● **TO DO**: Read the lines of the data below and retrieve those with "Customer".

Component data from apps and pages
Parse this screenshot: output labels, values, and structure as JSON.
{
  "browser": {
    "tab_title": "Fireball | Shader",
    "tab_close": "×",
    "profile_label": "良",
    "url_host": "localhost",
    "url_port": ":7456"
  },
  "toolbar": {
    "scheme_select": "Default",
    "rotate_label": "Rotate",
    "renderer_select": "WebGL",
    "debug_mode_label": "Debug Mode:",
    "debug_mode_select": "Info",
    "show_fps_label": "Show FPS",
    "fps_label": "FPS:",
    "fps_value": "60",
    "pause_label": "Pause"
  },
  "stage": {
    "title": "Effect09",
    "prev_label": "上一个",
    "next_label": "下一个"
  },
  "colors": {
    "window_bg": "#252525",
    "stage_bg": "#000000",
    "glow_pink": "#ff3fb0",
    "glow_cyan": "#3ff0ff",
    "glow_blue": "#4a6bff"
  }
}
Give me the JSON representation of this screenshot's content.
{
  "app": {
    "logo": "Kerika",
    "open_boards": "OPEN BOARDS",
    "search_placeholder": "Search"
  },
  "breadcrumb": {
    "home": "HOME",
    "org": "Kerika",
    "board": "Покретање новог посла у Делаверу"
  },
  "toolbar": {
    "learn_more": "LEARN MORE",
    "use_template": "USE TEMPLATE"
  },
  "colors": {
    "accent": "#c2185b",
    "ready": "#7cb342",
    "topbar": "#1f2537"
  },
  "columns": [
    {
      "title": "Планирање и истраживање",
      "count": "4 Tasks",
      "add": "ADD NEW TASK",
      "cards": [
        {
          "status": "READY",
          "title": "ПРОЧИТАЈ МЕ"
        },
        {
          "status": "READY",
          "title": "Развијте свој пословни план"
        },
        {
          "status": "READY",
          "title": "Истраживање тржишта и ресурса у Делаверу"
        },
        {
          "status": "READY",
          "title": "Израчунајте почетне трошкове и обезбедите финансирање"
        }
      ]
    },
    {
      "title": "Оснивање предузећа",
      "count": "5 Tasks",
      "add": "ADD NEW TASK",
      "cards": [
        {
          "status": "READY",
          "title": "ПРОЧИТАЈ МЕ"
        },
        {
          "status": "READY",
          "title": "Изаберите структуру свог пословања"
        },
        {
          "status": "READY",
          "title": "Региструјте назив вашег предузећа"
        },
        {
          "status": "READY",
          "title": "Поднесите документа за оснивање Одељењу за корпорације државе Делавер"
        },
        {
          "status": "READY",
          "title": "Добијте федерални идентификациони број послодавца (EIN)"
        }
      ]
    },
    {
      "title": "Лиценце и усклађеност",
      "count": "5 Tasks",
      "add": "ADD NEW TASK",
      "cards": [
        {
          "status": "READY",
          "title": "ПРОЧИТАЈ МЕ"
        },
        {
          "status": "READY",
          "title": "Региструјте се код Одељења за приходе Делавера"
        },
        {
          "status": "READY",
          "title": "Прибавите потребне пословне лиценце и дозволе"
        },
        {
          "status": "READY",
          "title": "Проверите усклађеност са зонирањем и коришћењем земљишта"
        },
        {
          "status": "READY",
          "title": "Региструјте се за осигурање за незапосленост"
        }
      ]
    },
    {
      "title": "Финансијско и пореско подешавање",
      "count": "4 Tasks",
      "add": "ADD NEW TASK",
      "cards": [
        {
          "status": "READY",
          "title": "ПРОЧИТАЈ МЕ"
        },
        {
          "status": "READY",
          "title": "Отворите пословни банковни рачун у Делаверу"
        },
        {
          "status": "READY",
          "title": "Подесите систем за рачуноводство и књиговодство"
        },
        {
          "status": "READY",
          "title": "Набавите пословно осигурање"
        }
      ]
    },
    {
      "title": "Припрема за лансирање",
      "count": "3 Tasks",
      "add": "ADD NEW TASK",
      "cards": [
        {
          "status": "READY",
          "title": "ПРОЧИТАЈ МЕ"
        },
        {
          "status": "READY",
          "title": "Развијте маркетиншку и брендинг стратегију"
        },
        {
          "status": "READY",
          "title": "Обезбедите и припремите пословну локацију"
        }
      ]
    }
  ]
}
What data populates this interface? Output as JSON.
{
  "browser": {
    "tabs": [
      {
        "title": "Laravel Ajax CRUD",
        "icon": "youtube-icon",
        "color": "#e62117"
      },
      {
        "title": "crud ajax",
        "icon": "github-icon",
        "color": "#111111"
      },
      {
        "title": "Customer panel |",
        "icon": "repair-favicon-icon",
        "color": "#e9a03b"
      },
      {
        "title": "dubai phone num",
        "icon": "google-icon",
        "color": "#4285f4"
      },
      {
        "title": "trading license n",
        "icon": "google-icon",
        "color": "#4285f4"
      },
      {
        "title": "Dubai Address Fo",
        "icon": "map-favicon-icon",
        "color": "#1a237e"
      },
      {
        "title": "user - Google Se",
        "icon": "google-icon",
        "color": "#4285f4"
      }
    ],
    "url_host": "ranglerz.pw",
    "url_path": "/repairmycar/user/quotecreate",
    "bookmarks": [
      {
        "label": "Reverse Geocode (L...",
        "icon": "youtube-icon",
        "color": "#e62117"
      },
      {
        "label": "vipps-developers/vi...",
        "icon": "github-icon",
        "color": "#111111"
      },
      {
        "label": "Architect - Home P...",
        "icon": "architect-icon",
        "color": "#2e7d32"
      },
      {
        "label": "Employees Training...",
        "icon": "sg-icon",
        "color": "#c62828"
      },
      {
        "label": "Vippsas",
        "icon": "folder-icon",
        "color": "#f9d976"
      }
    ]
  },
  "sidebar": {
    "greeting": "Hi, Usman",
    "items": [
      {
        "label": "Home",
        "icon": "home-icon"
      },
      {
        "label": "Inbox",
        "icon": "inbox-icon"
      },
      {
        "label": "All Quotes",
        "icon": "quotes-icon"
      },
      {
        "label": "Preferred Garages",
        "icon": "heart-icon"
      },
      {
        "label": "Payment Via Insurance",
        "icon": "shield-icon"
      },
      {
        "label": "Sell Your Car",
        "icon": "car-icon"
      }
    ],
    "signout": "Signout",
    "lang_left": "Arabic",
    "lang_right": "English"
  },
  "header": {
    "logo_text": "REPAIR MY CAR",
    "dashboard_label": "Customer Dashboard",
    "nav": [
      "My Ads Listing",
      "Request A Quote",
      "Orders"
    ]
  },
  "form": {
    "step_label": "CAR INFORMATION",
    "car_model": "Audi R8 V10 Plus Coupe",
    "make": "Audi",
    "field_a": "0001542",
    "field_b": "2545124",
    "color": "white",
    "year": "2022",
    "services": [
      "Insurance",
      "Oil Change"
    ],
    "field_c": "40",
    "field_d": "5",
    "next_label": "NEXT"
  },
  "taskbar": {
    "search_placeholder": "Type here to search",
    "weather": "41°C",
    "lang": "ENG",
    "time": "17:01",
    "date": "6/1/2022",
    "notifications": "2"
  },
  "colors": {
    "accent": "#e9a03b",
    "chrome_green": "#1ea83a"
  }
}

● **SOLUTION TO THIS TASK**:
        "title": "Customer panel |",
    "dashboard_label": "Customer Dashboard",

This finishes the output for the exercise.